Lots of experts on this thread and I don't claim to be one, but I do have physical AMDs connected to VM'd CASs and the performance on the reporting works just fine as long as your VM host isn't slammed. Originally we started out with 64GB of RAM per VM and 2 Cores assigned to each CAS with all disks located on a SAN. When the data would come in from the AMDs, the CAS's CPU would spike to 100% on both cores for quite a while as it chunked through the processing. Clearly that was a bottleneck so we increased it to 4 cores, it didn't leave it pegged like before and we left it at that. I think more than 4 cores actually works against you as it increases the complexity of the hosts sharing so the VMs would be constantly contending for the same cores (or so I've read).
As Erik stated, the memory is where we always ran into an issue.
I normally start with these settings and then tweak until I'm happy:
Always leave 4GB for OS (gives windows server room to breathe)
Always leave 4GB for RUM Console
Then I split the rest of the memory 50/50 between CAS JVM (28GB) and SQL (28GB).

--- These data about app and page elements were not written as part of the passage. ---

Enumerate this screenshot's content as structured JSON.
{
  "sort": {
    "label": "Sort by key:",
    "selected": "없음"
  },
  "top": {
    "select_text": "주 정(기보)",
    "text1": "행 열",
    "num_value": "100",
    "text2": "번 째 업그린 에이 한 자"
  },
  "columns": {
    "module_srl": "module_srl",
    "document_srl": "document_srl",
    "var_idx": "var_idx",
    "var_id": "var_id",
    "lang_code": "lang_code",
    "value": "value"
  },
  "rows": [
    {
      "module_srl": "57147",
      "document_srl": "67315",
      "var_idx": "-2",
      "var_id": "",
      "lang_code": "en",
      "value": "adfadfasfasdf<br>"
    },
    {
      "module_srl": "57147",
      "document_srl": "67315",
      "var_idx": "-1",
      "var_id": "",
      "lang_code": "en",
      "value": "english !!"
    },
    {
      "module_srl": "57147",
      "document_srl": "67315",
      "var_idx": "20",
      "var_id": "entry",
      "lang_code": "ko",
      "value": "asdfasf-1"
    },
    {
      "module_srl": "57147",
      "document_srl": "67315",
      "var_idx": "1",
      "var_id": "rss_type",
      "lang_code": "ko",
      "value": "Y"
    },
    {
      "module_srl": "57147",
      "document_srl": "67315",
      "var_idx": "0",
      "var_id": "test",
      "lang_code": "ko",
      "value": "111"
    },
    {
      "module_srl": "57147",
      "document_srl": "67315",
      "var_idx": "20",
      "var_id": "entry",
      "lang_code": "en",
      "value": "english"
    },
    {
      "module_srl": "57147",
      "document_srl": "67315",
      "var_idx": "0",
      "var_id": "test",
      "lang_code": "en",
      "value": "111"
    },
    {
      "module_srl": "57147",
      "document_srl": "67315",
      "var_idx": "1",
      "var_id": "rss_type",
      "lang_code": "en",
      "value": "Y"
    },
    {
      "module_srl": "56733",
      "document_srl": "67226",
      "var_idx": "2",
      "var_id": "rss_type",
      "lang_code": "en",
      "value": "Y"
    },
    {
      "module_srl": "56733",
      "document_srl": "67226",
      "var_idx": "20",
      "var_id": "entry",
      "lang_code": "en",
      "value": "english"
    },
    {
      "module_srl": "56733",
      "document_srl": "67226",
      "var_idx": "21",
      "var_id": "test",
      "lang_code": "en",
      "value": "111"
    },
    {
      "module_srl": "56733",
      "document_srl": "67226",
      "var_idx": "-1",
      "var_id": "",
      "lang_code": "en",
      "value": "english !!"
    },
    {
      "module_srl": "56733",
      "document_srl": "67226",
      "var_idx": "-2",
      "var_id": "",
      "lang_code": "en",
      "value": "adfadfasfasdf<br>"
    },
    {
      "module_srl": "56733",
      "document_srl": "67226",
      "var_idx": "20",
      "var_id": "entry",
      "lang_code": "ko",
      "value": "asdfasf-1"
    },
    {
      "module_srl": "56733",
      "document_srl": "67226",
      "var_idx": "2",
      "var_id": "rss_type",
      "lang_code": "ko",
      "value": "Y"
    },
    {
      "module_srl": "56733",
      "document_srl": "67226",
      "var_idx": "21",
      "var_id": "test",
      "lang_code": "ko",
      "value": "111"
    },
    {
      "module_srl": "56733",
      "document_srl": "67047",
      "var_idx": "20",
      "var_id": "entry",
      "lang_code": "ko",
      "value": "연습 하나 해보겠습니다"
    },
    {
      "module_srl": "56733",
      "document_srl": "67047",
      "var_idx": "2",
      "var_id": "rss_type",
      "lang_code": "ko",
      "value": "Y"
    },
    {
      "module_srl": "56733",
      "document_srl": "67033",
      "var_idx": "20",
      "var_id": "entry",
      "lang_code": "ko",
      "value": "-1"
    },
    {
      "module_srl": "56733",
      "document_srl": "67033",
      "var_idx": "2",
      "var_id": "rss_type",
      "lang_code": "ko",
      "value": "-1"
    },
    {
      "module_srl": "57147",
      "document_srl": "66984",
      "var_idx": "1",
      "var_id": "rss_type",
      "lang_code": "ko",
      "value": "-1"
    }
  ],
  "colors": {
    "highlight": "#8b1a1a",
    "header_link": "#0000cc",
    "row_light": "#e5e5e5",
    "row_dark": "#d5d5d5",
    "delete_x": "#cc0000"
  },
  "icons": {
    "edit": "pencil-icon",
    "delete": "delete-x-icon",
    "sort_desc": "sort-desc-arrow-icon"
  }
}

I let these run for a few days then check my CAS memory settings in the diagnostics reports. I take the highest peak during those days (say it was 18GB) and add 20% head room (so even 20GB) and give whatever I took away from the CAS (-8GB) and add it to the SQL instance (28+8= 36GB)... or vice versa if you have a hungry CAS.